The evidence relied upon by appellant falls far short of that degree of proof which will constitute contributory negligence as a matter of law. At most it created a conflict on issues of fact, to be resolved by the jury. Plaintiff Anderson's car was practically new and was in excellent condition as to lights and brakes; the headlights, when not [7 Cal. 2d 72] depressed, complied with the requirements of the California Vehicle Act. Scientific and technical evidence, based on the physical facts, was adduced, which supported plaintiff Anderson's estimate of the speed at which he was driving. His testimony that he was proceeding in a proper manner, under proper driving conditions, but nevertheless the cow was practically invisible until a moment before the impact, is not incredible and is substantiated by the fact that plaintiff Hernandez and the truck driver testified that neither saw the animal prior to the accident. The visibility other than from headlights, the condition of the atmosphere, the effect of approach of the truck, the color of the cow and its position on the highway, and numerous other factors, were undoubtedly considered by the jury in passing upon the alleged negligence of plaintiff Anderson and its determination of these issues is conclusive.

The difficulty of seeing cattle on the road at night has been recognized in several of the cases above cited. For example, in Olden v. Babicora Dev. Co., supra, 107 Cal.App. at pp. 415 et seq., the court, discussing a similar claim of contributory negligence, said: "There was no evidence that the driver of the automobile saw this obstruction on the highway in time to avoid it. We then face the question whether there is any evidence that he should have seen it in time to protect himself and his passengers. In deciding whether the driver of the automobile, in the exercise of due care and with proper headlights, should have seen these cattle on the road, there is involved the conditions then existing, the contour of the road, the degree of darkness, and how the cattle blended in with the landscape. ... The difficulty of seeing any object on the highway, no matter how perfect a headlight one is using, is recognized by our law, in requiring tail-lights not only on vehicles left standing on the highway, but on vehicles that are moving thereon. In limiting headlights so that their glare shall not destroy the vision of approaching drivers, it has been found necessary to require tail-lights on other vehicles because it has been found by experience that headlights do not always show up obstructions in time to avoid accidents. While there is no law requiring lights on cattle, the practical situation that existed here is apparent. Appellants argue that Payne must have seen the cattle if his [7 Cal. 2d 73] lights complied with the law, and that we must hold his failure to see the cattle in time and to stop, to be negligence as a matter of law. ... Just where these cattle were and whether the driver of the car should have seen them are questions of fact. Payne may have been negligent under the circumstances, or he may not have been. That he was, may not be said as a matter of law. That question, and the further question of which negligence, if any, was the proximate cause of plaintiff's injuries was properly left to the jury." (See, also, Hansen v. Kemmish, supra, 45 A.L.R., at p. 565; Frowd v. Marchbank, 154 Wash. 634 [283 P. 467, 470].)

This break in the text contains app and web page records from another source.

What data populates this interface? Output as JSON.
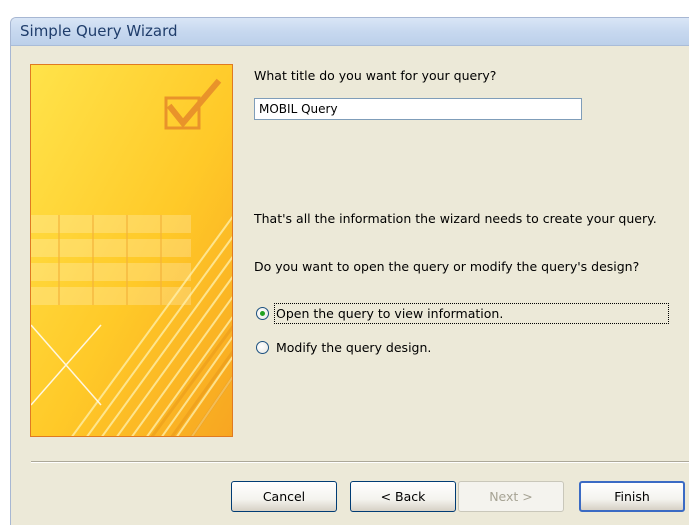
{
  "window": {
    "title": "Simple Query Wizard"
  },
  "wizard": {
    "question_title": "What title do you want for your query?",
    "title_value": "MOBIL Query",
    "info_text": "That's all the information the wizard needs to create your query.",
    "question_action": "Do you want to open the query or modify the query's design?",
    "options": [
      {
        "label": "Open the query to view information.",
        "checked": true
      },
      {
        "label": "Modify the query design.",
        "checked": false
      }
    ]
  },
  "buttons": {
    "cancel": "Cancel",
    "back": "< Back",
    "next": "Next >",
    "finish": "Finish"
  },
  "icons": {
    "checkbox": "checked-box-icon"
  },
  "colors": {
    "graphic_orange": "#f7a521",
    "graphic_yellow": "#ffd633",
    "radio_checked": "#21a121",
    "finish_border": "#3b6bc4"
  }
}
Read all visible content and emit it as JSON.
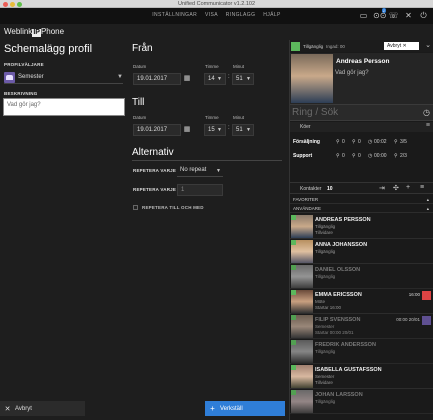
{
  "window": {
    "title": "Unified Communicator v1.2.102"
  },
  "menu": {
    "items": [
      "INSTÄLLNINGAR",
      "VISA",
      "RINGLAGG",
      "HJÄLP"
    ],
    "badge": "1"
  },
  "logo": {
    "text_before": "Weblink",
    "ip": "IP",
    "text_after": "Phone"
  },
  "page": {
    "title": "Schemalägg profil"
  },
  "profile": {
    "label": "PROFILVÄLJARE",
    "value": "Semester"
  },
  "description": {
    "label": "BESKRIVNING",
    "placeholder": "Vad gör jag?"
  },
  "from": {
    "title": "Från",
    "date_label": "Datum",
    "date": "19.01.2017",
    "hour_label": "Timme",
    "hour": "14",
    "minute_label": "Minut",
    "minute": "51"
  },
  "to": {
    "title": "Till",
    "date_label": "Datum",
    "date": "19.01.2017",
    "hour_label": "Timme",
    "hour": "15",
    "minute_label": "Minut",
    "minute": "51"
  },
  "alternatives": {
    "title": "Alternativ",
    "repeat_label": "REPETERA VARJE",
    "repeat_value": "No repeat",
    "repeat2_label": "REPETERA VARJE",
    "repeat2_value": "1",
    "until_label": "REPETERA TILL OCH MED"
  },
  "buttons": {
    "cancel": "Avbryt",
    "save": "Verkställ"
  },
  "status": {
    "text": "Tillgänglig",
    "sub": "Ingad: 00",
    "cancel": "Avbryt"
  },
  "me": {
    "name": "Andreas Persson",
    "note": "Vad gör jag?"
  },
  "search": {
    "placeholder": "Ring / Sök"
  },
  "queues": {
    "title": "Köer",
    "rows": [
      {
        "name": "Försäljning",
        "c1": "0",
        "c2": "0",
        "time": "00:02",
        "ratio": "3/5"
      },
      {
        "name": "Support",
        "c1": "0",
        "c2": "0",
        "time": "00:00",
        "ratio": "2/3"
      }
    ]
  },
  "contacts": {
    "title": "Kontakter",
    "count": "10",
    "groups": {
      "favorites": "FAVORITER",
      "users": "ANVÄNDARE"
    },
    "list": [
      {
        "name": "ANDREAS PERSSON",
        "s1": "Tillgänglig",
        "s2": "Tillvidare",
        "meta": "",
        "color": "#5cb85c"
      },
      {
        "name": "ANNA JOHANSSON",
        "s1": "Tillgänglig",
        "s2": "",
        "meta": "",
        "color": "#5cb85c"
      },
      {
        "name": "DANIEL OLSSON",
        "s1": "Tillgänglig",
        "s2": "",
        "meta": "",
        "color": "#5cb85c"
      },
      {
        "name": "EMMA ERICSSON",
        "s1": "Möte",
        "s2": "Startar 16:00",
        "meta": "16:00",
        "color": "#5cb85c"
      },
      {
        "name": "FILIP SVENSSON",
        "s1": "Semester",
        "s2": "Startar 00:00 20/01",
        "meta": "00:00 20/01",
        "color": "#5cb85c"
      },
      {
        "name": "FREDRIK ANDERSSON",
        "s1": "Tillgänglig",
        "s2": "",
        "meta": "",
        "color": "#5cb85c"
      },
      {
        "name": "ISABELLA GUSTAFSSON",
        "s1": "Semester",
        "s2": "Tillvidare",
        "meta": "",
        "color": "#5cb85c"
      },
      {
        "name": "JOHAN LARSSON",
        "s1": "Tillgänglig",
        "s2": "",
        "meta": "",
        "color": "#5cb85c"
      }
    ]
  },
  "colors": {
    "accent": "#2f7ed8",
    "available": "#5cb85c",
    "background": "#1e1e1e"
  }
}
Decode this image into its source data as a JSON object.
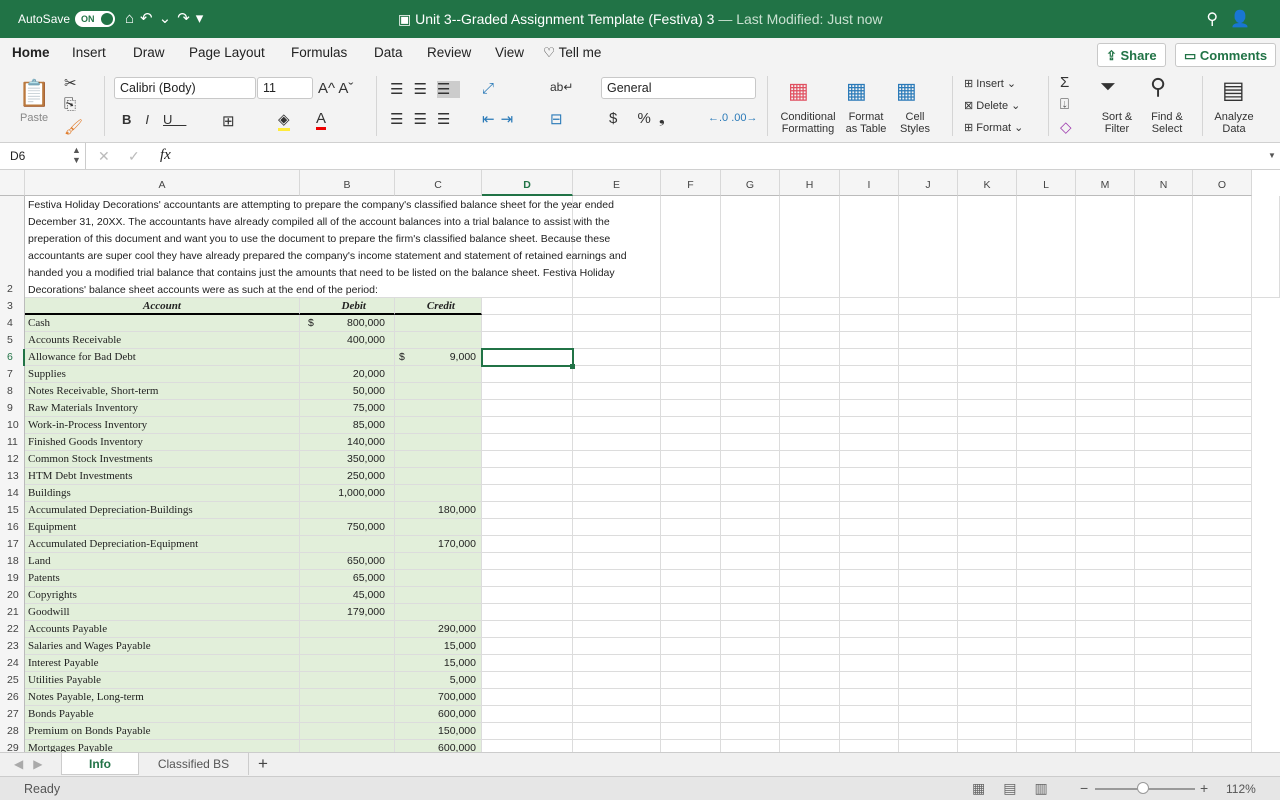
{
  "titlebar": {
    "autosave": "AutoSave",
    "toggle": "ON",
    "document": "Unit 3--Graded Assignment Template (Festiva) 3",
    "modified": "— Last Modified: Just now"
  },
  "tabs": [
    "Home",
    "Insert",
    "Draw",
    "Page Layout",
    "Formulas",
    "Data",
    "Review",
    "View",
    "Tell me"
  ],
  "share": "Share",
  "comments": "Comments",
  "ribbon": {
    "paste": "Paste",
    "font": "Calibri (Body)",
    "size": "11",
    "number_format": "General",
    "conditional": "Conditional Formatting",
    "format_table": "Format as Table",
    "cell_styles": "Cell Styles",
    "insert": "Insert",
    "delete": "Delete",
    "format": "Format",
    "sort": "Sort & Filter",
    "find": "Find & Select",
    "analyze": "Analyze Data"
  },
  "formula_bar": {
    "name_box": "D6",
    "fx": "fx",
    "value": ""
  },
  "columns": [
    "A",
    "B",
    "C",
    "D",
    "E",
    "F",
    "G",
    "H",
    "I",
    "J",
    "K",
    "L",
    "M",
    "N",
    "O"
  ],
  "intro": "Festiva Holiday Decorations' accountants are attempting to prepare the company's classified balance sheet for the year ended December 31, 20XX.  The accountants have already compiled all of the account balances into a trial balance to assist with the preperation of this document and want you to use the document to prepare the firm's classified balance sheet.  Because these accountants are super cool they have already prepared the company's income statement and statement of retained earnings and handed you a modified trial balance that contains just the amounts that need to be listed on the balance sheet.  Festiva Holiday Decorations' balance sheet accounts were as such at the end of the period:",
  "header": {
    "account": "Account",
    "debit": "Debit",
    "credit": "Credit"
  },
  "rows": [
    {
      "n": "4",
      "a": "Cash",
      "ds": "$",
      "d": "800,000",
      "cs": "",
      "c": ""
    },
    {
      "n": "5",
      "a": "Accounts Receivable",
      "ds": "",
      "d": "400,000",
      "cs": "",
      "c": ""
    },
    {
      "n": "6",
      "a": "Allowance for Bad Debt",
      "ds": "",
      "d": "",
      "cs": "$",
      "c": "9,000"
    },
    {
      "n": "7",
      "a": "Supplies",
      "ds": "",
      "d": "20,000",
      "cs": "",
      "c": ""
    },
    {
      "n": "8",
      "a": "Notes Receivable, Short-term",
      "ds": "",
      "d": "50,000",
      "cs": "",
      "c": ""
    },
    {
      "n": "9",
      "a": "Raw Materials Inventory",
      "ds": "",
      "d": "75,000",
      "cs": "",
      "c": ""
    },
    {
      "n": "10",
      "a": "Work-in-Process Inventory",
      "ds": "",
      "d": "85,000",
      "cs": "",
      "c": ""
    },
    {
      "n": "11",
      "a": "Finished Goods Inventory",
      "ds": "",
      "d": "140,000",
      "cs": "",
      "c": ""
    },
    {
      "n": "12",
      "a": "Common Stock Investments",
      "ds": "",
      "d": "350,000",
      "cs": "",
      "c": ""
    },
    {
      "n": "13",
      "a": "HTM Debt Investments",
      "ds": "",
      "d": "250,000",
      "cs": "",
      "c": ""
    },
    {
      "n": "14",
      "a": "Buildings",
      "ds": "",
      "d": "1,000,000",
      "cs": "",
      "c": ""
    },
    {
      "n": "15",
      "a": "Accumulated Depreciation-Buildings",
      "ds": "",
      "d": "",
      "cs": "",
      "c": "180,000"
    },
    {
      "n": "16",
      "a": "Equipment",
      "ds": "",
      "d": "750,000",
      "cs": "",
      "c": ""
    },
    {
      "n": "17",
      "a": "Accumulated Depreciation-Equipment",
      "ds": "",
      "d": "",
      "cs": "",
      "c": "170,000"
    },
    {
      "n": "18",
      "a": "Land",
      "ds": "",
      "d": "650,000",
      "cs": "",
      "c": ""
    },
    {
      "n": "19",
      "a": "Patents",
      "ds": "",
      "d": "65,000",
      "cs": "",
      "c": ""
    },
    {
      "n": "20",
      "a": "Copyrights",
      "ds": "",
      "d": "45,000",
      "cs": "",
      "c": ""
    },
    {
      "n": "21",
      "a": "Goodwill",
      "ds": "",
      "d": "179,000",
      "cs": "",
      "c": ""
    },
    {
      "n": "22",
      "a": "Accounts Payable",
      "ds": "",
      "d": "",
      "cs": "",
      "c": "290,000"
    },
    {
      "n": "23",
      "a": "Salaries and Wages Payable",
      "ds": "",
      "d": "",
      "cs": "",
      "c": "15,000"
    },
    {
      "n": "24",
      "a": "Interest Payable",
      "ds": "",
      "d": "",
      "cs": "",
      "c": "15,000"
    },
    {
      "n": "25",
      "a": "Utilities Payable",
      "ds": "",
      "d": "",
      "cs": "",
      "c": "5,000"
    },
    {
      "n": "26",
      "a": "Notes Payable, Long-term",
      "ds": "",
      "d": "",
      "cs": "",
      "c": "700,000"
    },
    {
      "n": "27",
      "a": "Bonds Payable",
      "ds": "",
      "d": "",
      "cs": "",
      "c": "600,000"
    },
    {
      "n": "28",
      "a": "Premium on Bonds Payable",
      "ds": "",
      "d": "",
      "cs": "",
      "c": "150,000"
    },
    {
      "n": "29",
      "a": "Mortgages Payable",
      "ds": "",
      "d": "",
      "cs": "",
      "c": "600,000"
    }
  ],
  "sheets": [
    "Info",
    "Classified BS"
  ],
  "add_sheet": "+",
  "status": {
    "ready": "Ready",
    "zoom": "112%"
  },
  "colors": {
    "accent": "#217346",
    "fill": "#e2efda"
  }
}
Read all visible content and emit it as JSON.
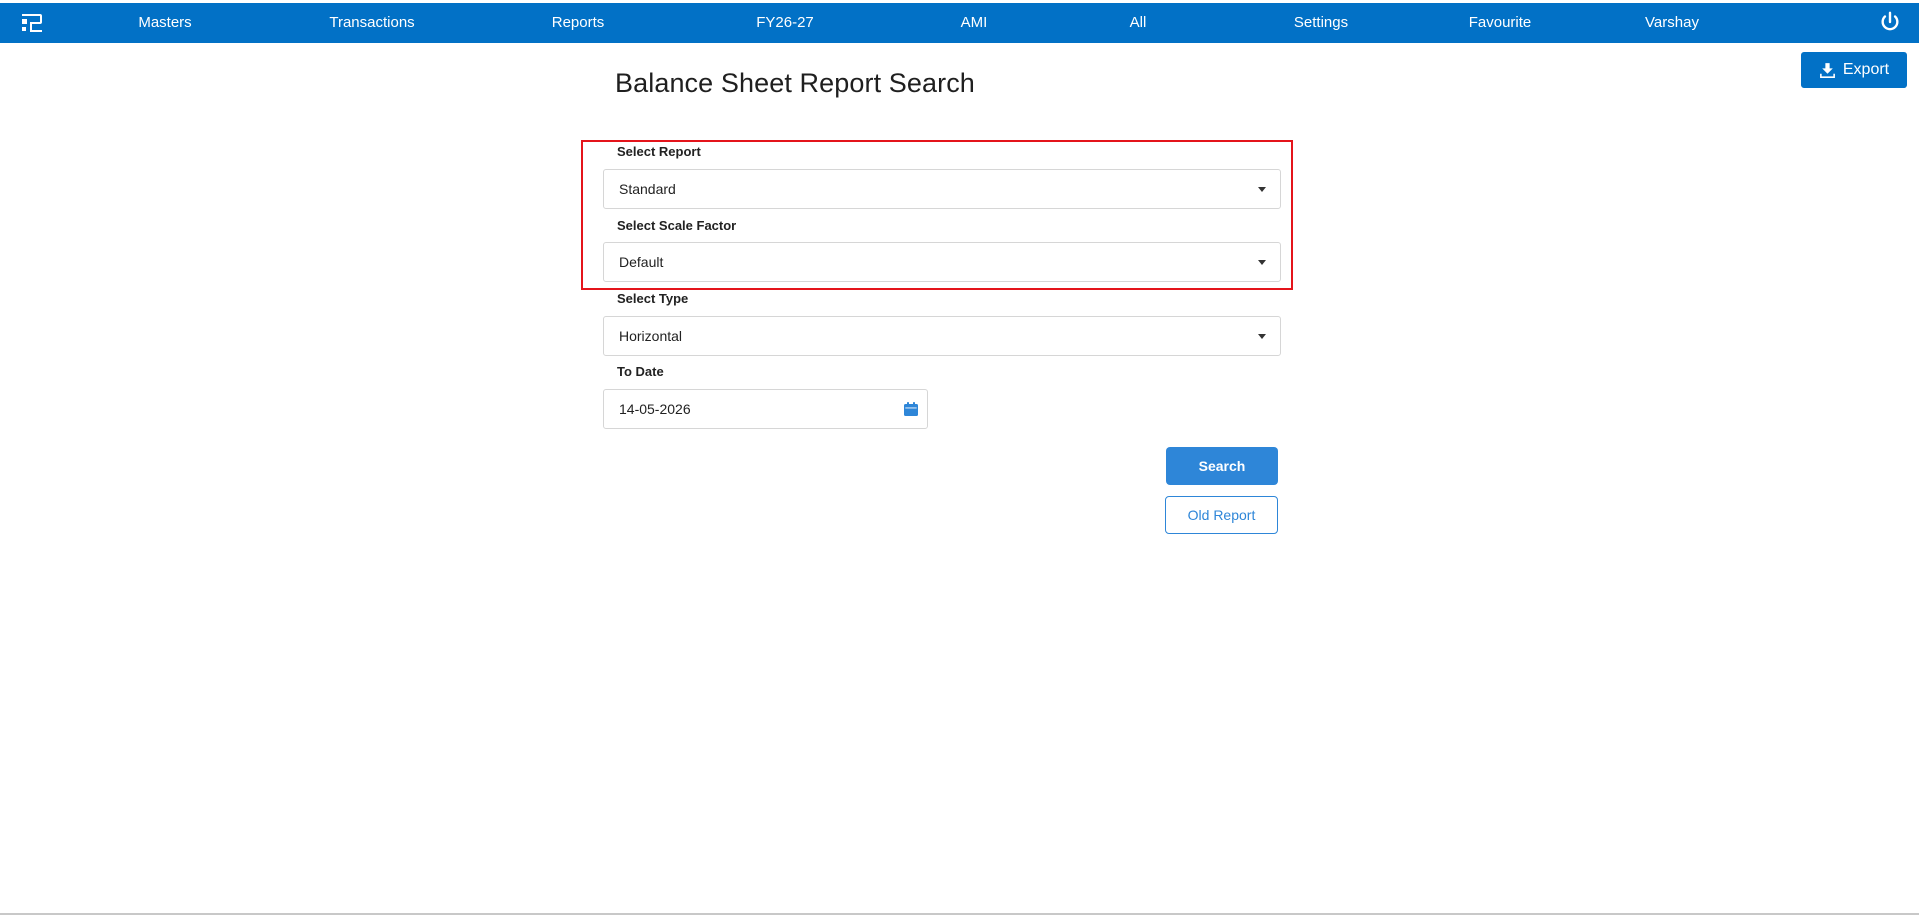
{
  "nav": {
    "logo_icon": "brand-logo-icon",
    "items": [
      "Masters",
      "Transactions",
      "Reports",
      "FY26-27",
      "AMI",
      "All",
      "Settings",
      "Favourite",
      "Varshay"
    ],
    "power_icon": "power-icon",
    "background_color": "#0271c6"
  },
  "toolbar": {
    "export_label": "Export",
    "export_icon": "download-icon"
  },
  "page": {
    "title": "Balance Sheet Report Search"
  },
  "form": {
    "report": {
      "label": "Select Report",
      "value": "Standard"
    },
    "scale_factor": {
      "label": "Select Scale Factor",
      "value": "Default"
    },
    "type": {
      "label": "Select Type",
      "value": "Horizontal"
    },
    "to_date": {
      "label": "To Date",
      "value": "14-05-2026",
      "icon": "calendar-icon"
    }
  },
  "actions": {
    "search_label": "Search",
    "old_report_label": "Old Report"
  },
  "colors": {
    "accent": "#0271c6",
    "button": "#2e86d8",
    "highlight_border": "#e4141b"
  }
}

As in the case just cited, so in this case it cannot be said that plaintiff Anderson was negligent as a matter of law. There was no evidence of any negligence on the part of his guest, plaintiff Hernandez. (Olden v. Babicora Dev. Co., supra, 107 Cal.App., at pp. 417, 418.)

The judgments are and each of them is affirmed.